Nolan: There is a book that I really like by Marc Spitz called How Soon is Never. With the South by Southwest crowd it kind of works. It’s about this guy who associates the downfall of his life with the breakup of The Smiths. So he basically goes on this mission to try and reform the Smiths and to save himself and seek redemption.
There is a new book called Steal like an Artist, which is by an Austin local named Austin Kleon. The book talks about what you need to hear if you are an artist. It’s not so much how to become an artist, but it’s words of wisdom in the spirit of “Keep up the good fight. It’s gonna suck a lot, but it’s worth it.”
Julie: The Jenny Lawson book called Let’s Pretend This Never Happened is about to come out, and that’s really, really funny.
We’ve also been hearing lots of good press about Gods Without Men by Hari Kunzru. Someone here called him the Dale Earnhardt of literary fiction, though I’m not sure what that means.
There is the traditional press that drives book sales, but do you see your store having this role in the Austin community?
Nolan: Every year there are 3 or 4 books that we, as a collective whole, really like and that we tend to push. The Tiger’s Wife was one of them. Ready Player One was one of the more recent ones. Year Zero is a book coming out soon which we really like. It’s fun, intelligent sci-fi.
Julie: But with a Napster bent.
Nolan: The guy who created Rhapsody wrote it.
Julie: There is also a book called Threats by Amelia Gray, who is a former Austinite that lives in L.A. now. She does a lot of experimental short fiction and this is her first novel. It’s awesome and we’ll be recommending that for sure to people.
Pulphead by John Jeremiah Sullivan has been a good one as well. We weren’t terribly familiar with him when we booked the event, but we actually all ended up really getting into the book. We drew a pretty huge crowd for that one.
Anyone who has been downtown can see that South by Southwest has a very corporate feel. As an independent local business, how do you react to this trend?
Julie: We are the local independent booksellers, and in being this we have maintained our character and personality. We are big, big, proponents of shopping local. Whether it’s us, whether it’s Waterloo across the street, or whatever it is, shopping local makes such a big difference. That’s where our message has always been and where it still is. Come and support the people who live in your community, and are working in your community, and keep your money in your community.

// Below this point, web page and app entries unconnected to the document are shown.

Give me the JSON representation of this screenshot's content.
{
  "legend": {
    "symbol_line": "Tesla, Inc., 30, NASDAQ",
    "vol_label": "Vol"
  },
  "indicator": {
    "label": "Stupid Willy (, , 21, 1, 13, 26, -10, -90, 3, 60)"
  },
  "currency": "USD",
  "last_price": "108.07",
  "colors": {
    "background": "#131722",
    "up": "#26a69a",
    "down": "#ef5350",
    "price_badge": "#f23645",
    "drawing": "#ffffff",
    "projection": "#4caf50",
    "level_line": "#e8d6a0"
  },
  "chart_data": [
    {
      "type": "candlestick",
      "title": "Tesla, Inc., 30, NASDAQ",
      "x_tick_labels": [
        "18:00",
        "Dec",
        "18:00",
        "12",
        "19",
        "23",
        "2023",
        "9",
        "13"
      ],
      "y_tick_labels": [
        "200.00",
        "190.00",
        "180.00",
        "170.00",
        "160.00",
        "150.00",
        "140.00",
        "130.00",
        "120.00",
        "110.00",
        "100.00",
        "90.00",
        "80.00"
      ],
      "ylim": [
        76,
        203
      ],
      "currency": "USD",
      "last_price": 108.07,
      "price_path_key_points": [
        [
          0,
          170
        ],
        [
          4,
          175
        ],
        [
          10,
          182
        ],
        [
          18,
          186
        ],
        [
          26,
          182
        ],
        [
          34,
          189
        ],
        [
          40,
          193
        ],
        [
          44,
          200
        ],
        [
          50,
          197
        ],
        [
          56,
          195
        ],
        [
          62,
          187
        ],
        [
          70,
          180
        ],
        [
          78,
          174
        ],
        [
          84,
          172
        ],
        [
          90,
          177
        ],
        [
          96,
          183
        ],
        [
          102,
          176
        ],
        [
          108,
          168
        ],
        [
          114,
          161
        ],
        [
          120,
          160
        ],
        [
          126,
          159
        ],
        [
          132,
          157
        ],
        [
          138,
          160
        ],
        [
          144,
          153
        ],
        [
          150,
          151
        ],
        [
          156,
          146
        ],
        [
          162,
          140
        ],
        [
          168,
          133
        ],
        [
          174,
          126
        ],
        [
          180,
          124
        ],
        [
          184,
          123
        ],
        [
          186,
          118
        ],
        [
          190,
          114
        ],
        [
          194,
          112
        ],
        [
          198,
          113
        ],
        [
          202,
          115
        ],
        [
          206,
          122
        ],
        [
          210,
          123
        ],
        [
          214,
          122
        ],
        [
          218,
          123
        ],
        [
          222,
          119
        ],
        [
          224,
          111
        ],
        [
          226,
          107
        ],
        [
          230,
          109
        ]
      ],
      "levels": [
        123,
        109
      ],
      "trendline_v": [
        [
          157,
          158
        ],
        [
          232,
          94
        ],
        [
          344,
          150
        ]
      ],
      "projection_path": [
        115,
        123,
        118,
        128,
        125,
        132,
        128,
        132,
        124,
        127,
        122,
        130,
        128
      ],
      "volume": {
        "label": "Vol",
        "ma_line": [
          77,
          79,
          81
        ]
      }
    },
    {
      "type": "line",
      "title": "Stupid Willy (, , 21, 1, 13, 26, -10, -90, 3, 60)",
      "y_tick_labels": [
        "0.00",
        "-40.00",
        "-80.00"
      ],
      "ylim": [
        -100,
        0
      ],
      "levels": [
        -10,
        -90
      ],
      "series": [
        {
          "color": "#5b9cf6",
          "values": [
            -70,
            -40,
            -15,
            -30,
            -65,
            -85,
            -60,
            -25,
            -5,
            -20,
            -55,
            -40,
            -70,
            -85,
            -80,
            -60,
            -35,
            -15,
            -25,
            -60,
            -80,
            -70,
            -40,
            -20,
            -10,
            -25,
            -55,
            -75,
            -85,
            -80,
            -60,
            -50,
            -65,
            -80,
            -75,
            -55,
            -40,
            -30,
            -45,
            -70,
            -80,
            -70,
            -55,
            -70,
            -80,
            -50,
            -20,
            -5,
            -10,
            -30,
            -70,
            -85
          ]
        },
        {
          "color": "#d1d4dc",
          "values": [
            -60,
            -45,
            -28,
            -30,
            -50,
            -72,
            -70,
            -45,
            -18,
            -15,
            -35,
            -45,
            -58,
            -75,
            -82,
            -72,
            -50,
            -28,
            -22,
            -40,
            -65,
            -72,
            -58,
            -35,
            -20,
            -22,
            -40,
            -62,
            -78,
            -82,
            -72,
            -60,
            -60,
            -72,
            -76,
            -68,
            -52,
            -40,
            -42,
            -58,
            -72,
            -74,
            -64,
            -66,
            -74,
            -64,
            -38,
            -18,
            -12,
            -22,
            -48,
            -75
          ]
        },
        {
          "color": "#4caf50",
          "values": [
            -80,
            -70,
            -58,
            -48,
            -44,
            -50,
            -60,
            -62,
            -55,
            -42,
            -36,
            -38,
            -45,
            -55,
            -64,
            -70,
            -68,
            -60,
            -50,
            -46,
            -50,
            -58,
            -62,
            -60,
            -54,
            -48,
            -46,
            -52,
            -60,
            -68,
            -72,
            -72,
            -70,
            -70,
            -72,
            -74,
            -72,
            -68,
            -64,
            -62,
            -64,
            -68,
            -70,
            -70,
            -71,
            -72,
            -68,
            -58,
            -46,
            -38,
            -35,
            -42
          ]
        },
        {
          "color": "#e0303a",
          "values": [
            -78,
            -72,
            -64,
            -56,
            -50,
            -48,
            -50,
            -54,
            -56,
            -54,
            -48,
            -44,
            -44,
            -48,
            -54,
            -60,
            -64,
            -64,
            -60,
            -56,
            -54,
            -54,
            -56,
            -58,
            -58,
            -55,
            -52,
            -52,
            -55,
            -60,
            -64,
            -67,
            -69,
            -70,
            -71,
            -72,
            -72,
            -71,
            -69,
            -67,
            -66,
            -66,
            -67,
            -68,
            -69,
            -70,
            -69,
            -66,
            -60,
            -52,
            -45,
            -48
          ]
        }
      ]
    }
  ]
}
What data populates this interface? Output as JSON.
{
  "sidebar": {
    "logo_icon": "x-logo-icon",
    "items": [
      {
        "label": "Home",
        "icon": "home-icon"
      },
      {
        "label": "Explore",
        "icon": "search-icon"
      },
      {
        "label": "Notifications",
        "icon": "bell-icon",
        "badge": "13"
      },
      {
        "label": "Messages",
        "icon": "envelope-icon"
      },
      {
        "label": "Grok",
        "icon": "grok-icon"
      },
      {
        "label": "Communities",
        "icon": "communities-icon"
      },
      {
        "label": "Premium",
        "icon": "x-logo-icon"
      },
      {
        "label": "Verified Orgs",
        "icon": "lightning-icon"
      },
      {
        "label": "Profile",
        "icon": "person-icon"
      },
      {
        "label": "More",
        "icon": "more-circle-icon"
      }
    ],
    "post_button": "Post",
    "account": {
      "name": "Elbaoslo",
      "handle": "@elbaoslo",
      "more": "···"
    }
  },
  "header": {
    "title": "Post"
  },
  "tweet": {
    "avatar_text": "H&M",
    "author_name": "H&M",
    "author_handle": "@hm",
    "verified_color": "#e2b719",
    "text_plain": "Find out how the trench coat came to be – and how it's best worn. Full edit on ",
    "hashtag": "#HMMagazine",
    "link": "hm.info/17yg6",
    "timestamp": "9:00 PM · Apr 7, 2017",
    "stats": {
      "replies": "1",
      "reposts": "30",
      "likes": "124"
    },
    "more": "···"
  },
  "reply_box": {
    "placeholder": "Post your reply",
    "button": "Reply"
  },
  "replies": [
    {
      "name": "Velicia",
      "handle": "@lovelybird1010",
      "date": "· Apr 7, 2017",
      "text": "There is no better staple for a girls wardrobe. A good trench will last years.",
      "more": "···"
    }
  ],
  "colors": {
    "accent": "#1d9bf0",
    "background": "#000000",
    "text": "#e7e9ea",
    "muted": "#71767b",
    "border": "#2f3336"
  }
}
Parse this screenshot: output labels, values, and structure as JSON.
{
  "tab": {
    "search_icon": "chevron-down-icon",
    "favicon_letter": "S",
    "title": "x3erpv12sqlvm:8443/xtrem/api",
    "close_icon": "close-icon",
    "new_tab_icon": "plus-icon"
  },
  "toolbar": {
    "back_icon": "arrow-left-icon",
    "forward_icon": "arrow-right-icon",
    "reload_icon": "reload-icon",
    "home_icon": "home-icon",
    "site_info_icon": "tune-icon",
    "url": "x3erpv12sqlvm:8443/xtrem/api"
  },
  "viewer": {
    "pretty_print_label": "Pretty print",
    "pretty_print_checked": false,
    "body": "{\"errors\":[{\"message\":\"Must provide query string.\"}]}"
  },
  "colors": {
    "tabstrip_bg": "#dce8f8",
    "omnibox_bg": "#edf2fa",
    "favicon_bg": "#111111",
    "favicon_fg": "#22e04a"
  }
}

It’s not a sales pitch, but it’s what we believe in. We live here, and we want to have this great city, and we want to have all these wonderful opportunities for creative live events that happen here and other places. To keep that happening you have to keep supporting your local businesses. You don’t keep Austin weird by shopping at Amazon. You keep it weird by supporting local businesses that have this unique personality.